YUMA, Ariz. -- Move over, Sarah Palin, there's another rising star in the Republican Party. Little-known even at home two years ago and locked in a tough three-way race for her party's nomination just months ago, Arizona Gov. Jan Brewer, 65, now has driven Republican rivals from the race, is coasting to the nomination in a primary Tuesday and is poised to win election to a full term.
She has become a regular on Fox News, has hundreds of thousands of fans on Facebook and entertains invitations from Republicans around the country to headline their dinners or endorse their candidacies.
The reason: She has become the face of opposition to President Barack Obama by championing a tough, controversial state law on illegal immigration. His administration sued the state, and won an injunction temporarily stopping enforcement of key parts of the measure while it's debated in court. She vows to fight all the way to the Supreme Court.
"We're representing the people. We stand up and we're not going to let the federal government push us around," she said.

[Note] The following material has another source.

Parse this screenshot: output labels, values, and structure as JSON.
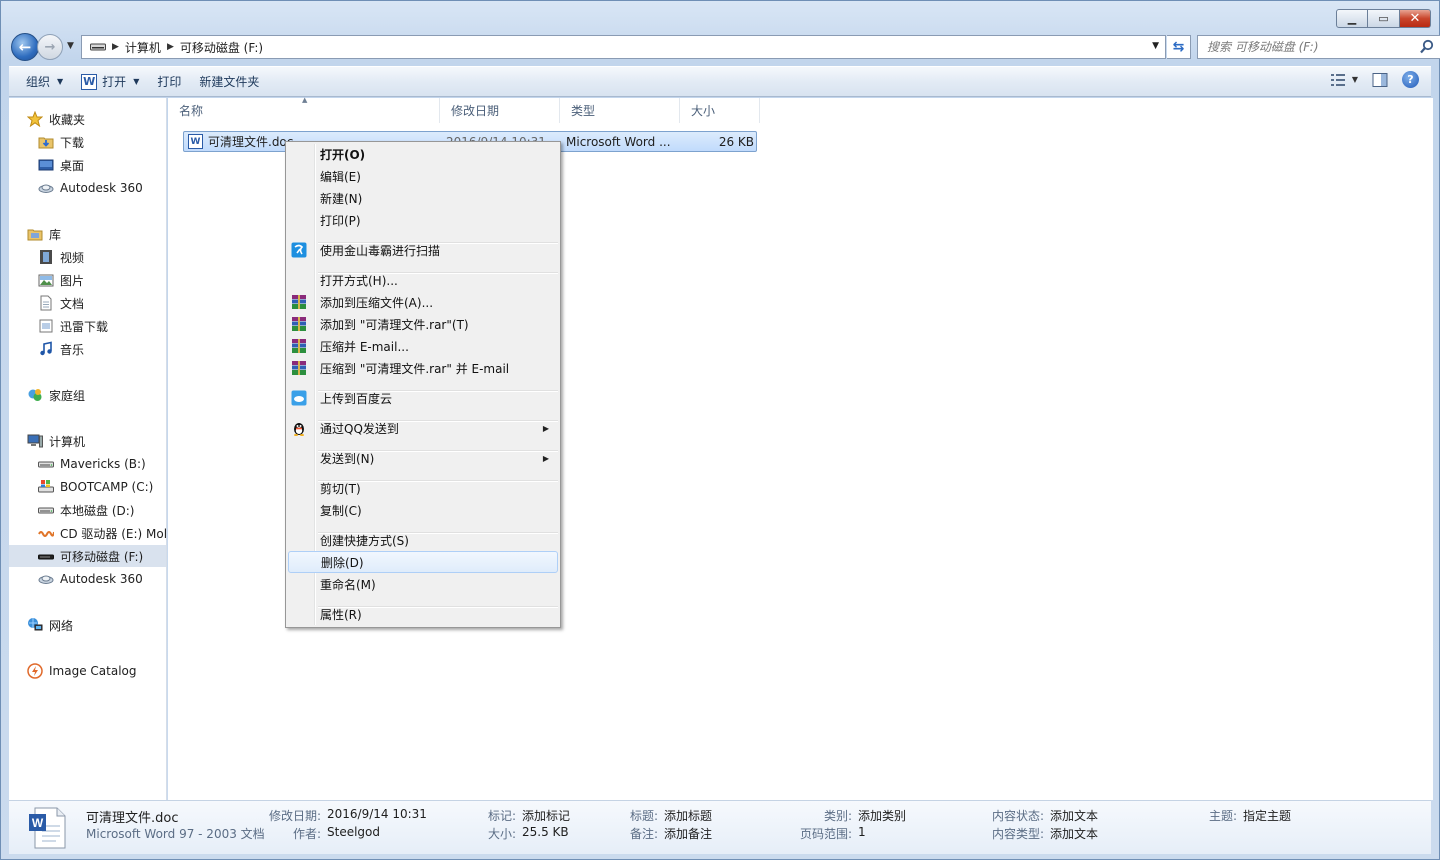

Brewer was in her second term as Arizona's secretary of state when she moved up by law to fill the unexpired term of Democratic former Gov. Janet Napolitano, who was named as Obama's secretary of homeland security.
Brewer's most prominent achievement at the time had been overhauling the state's voting systems. She didn't even mention illegal immigration in her 2009 inauguration speech.
By last spring, Brewer's prospects for winning a full term were cloudy at best. She was locked in a three-way fight for the Republican nomination, and a poll found her slightly trailing the likely Democratic nominee, Attorney General Terry Goddard.
Then she signed the anti-immigration law in April. She went on TV repeatedly and met with Obama, who criticized the law as potentially discriminatory and challenged it in court.
The whole truth?
On the crest of her wave, Brewer sometimes has misstated things in her campaign.
While she was stressing the threat from criminals crossing the border, she said, "Law enforcement agencies have found bodies in the desert either buried or just lying out there that have been beheaded."
However, Arizona officials said they had no reports of criminal beheadings, and that the one human skull they had found in the desert probably had been removed from a body by animals.
Accused of being a Nazi for her support of the immigration law, she said that hurt especially because her father "died fighting the Nazi regime in Germany." In truth, her father worked in an Army depot in Nevada, didn't serve in the military or fight in World War II and died of cancer in 1955, perhaps caused by exposure to chemicals at the depot.
Fighting for America
She's focused like a laser beam, however, on her message of fighting Obama to stop illegal immigrants from hurting Arizona and its people.
While it may enrage critics as a polarizing move, it's broadly popular. Polls find that she has wide leads in her campaign at home. Polls also find majority support nationwide for the Arizona law, and majority or plurality opposition to the federal challenge.
"Some people will tell you Arizona has divided America," Brewer said. "We have united America."